From Hummingbirds to Mushrooms

Top Photo: A lichen “pipe.” What appears at first to be some sort of corn-cobish kind of smoking pipe is actually a ruby-throated hummingbird nest. Ranger Dakota noticed it lying in the leaf litter adjacent to the Farmyard. As soon as I saw the object I knew it was a hummers nest, about 1 3/4” high, 1 1/2” across and covered with lichen. The nest must have fallen from a loblolly pine above us on the path. The delicate lookingRead more

Meteorologically, Fall

Top Photo: Green heron works the “turtle logs” in the wetlands. It is, according to climatologists and meteorologists, fall. I agree. Days are getting shorter. Trees that’ve been pumping water and nutrients from their roots to their leaves have slowed down production. And although it’s still mighty hot outside during the day, the night time temps seem to be moderating. Here’s some of the things that have been going on during the first week of Fall. Though they’ll be leavingRead more

Spring Happenings and Aquatic Turtle Update

Top Photo: Upper surface of American snout. Things happen very quickly in spring, flowers bloom and fade, plants shoot out new leaves, insects emerge, birds who’ve been absent half a year, reappear. Here’s some of those things and more of what has occurred over the past week. Daffodils are early season flowers that last but briefly. Bees emerge with little on their agenda but food and reproduction. It’s time to get a new nest started. Northern, or Dekay’s brown snakes,Read more

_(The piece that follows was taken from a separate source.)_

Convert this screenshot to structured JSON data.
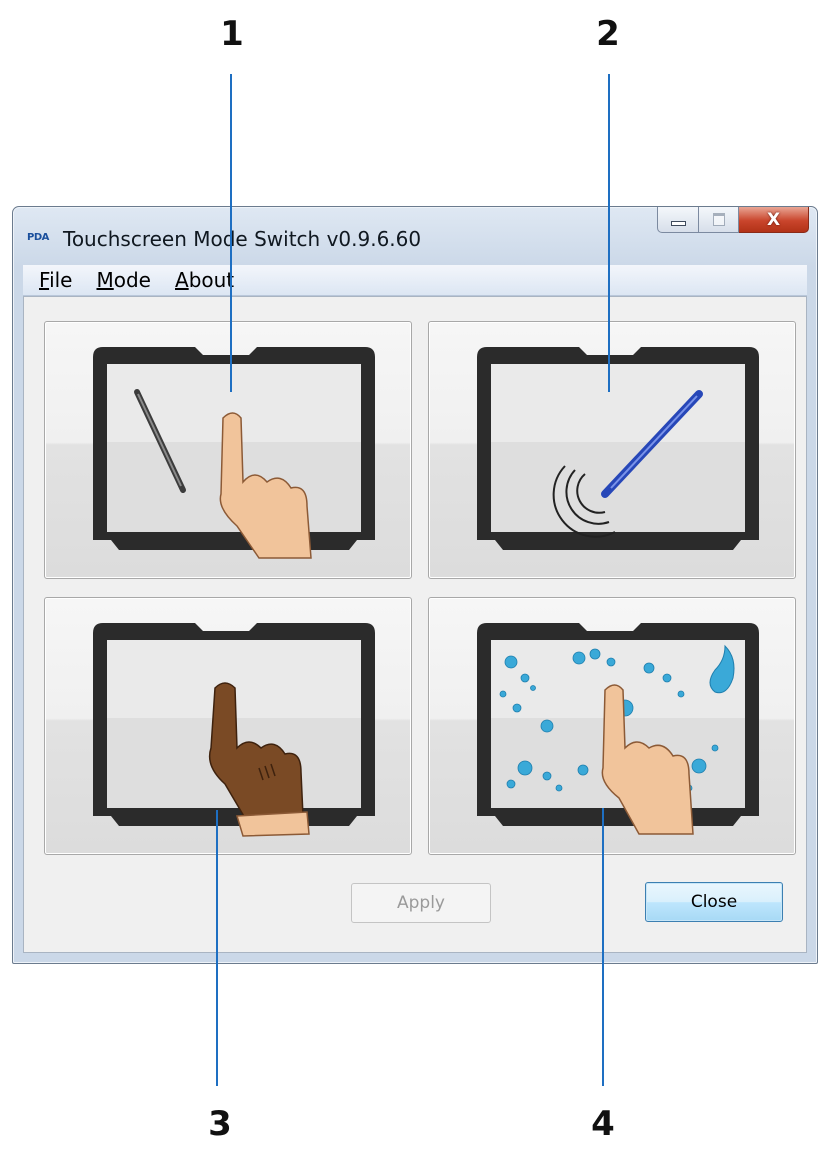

What you might see

Top Photo: “New” frogs huddled together on floating log. All are bullfrogs recently morphed from tadpoles. Some still have tails. Here are photos of things you might see on our outdoor loop through Explore the Wild and Catch the Wind. Each fall there’s a flurry of Cape May warbler activity in the trees on the north side of the wetlands, whichever trees are infested with insects. This year, it’s the mimosas. The insect? Mimosa web worms. Grasshoppers become more evidentRead more

A New Ode

Top Photo: Male roseate skimmer sallies forth from its perch on twig. There’s been another species added to the list of odonata seen at the museum. With the addition of roseate skimmer (Orthemis ferruginea) seen on Saturday, September 18, I’ve recorded 42 species out of 188 listed for the state. There are many species that will never be recorded here at the museum due to their specific habitat requirements and range. I didn’t expect to see this species. It’s aRead more

Common Whitetail (female) on Black-eyed Susan

This dragonfly species, common whitetail (Plathemis lydia), is probably the most often encountered of all the 188 species of dragonflies and damselflies in the entire state. It’s found at or near just about any slow or still body of water in the state and often far from the lake, pond, or puddle of origin. The picture above was taken in Wander Away in Catch the Wind here at the museum. The dragonfly, as the title of this post states, isRead more

No Time to Spare

Top Photo: A male slaty skimmer waits for flying insects to pass by. If you spend any time out in nature, you’ll no doubt see animals sitting around seemingly doing nothing. Perching, waiting, and sitting still is just part of life for many wild creatures. There’s usually a very good reason for the apparent idleness. While some dragonflies spend a good portion of their day hunting on the wing, slaty skimmers, like the one pictured above, do their hunting fromRead more

Two Odonates

Sometimes, you just get lucky. The two species of Odonata pictured here are not often seen in or around our wetland. One prefers stream habitat, the other ponds and lakes near meadows or weedy fields. The green-bodied damselfly with black wings is an ebony jewelwing. They’re more likely to be seen along a wooded stream than the shores of our wetland. Perhaps it wandered over from Ellerbe Creek which flows through the west side of the museum property. They are,Read more

Brief Wetland Look

There’s little doubt that the Wetlands is the most outstanding feature of the Explore the Wild section of our outdoor adventure loop. Fall’s approaching quickly so here’s a very brief glimpse of the summertime wetlands which includes a few subjects you may have to look more closely to see. The most abundant tree of the wetlands is the black willow. Here, it doesn’t reach a height of more than fifteen feet of so. Yellow-bellied sliders are the most common aquaticRead more

Summer Sights

The butterfly in the top photo is an eastern tailed-blue. It belongs to a group of small butterflies known as blues. They are typically blue on the upper surface of the wings. They like open spaces and generally fly low to the ground.   The eastern tailed-blue above is worn. Some of its markings are missing or obscured and one can barely make out a “tail” on the hind wing. Below is a more fresh individual, a male, displaying theRead more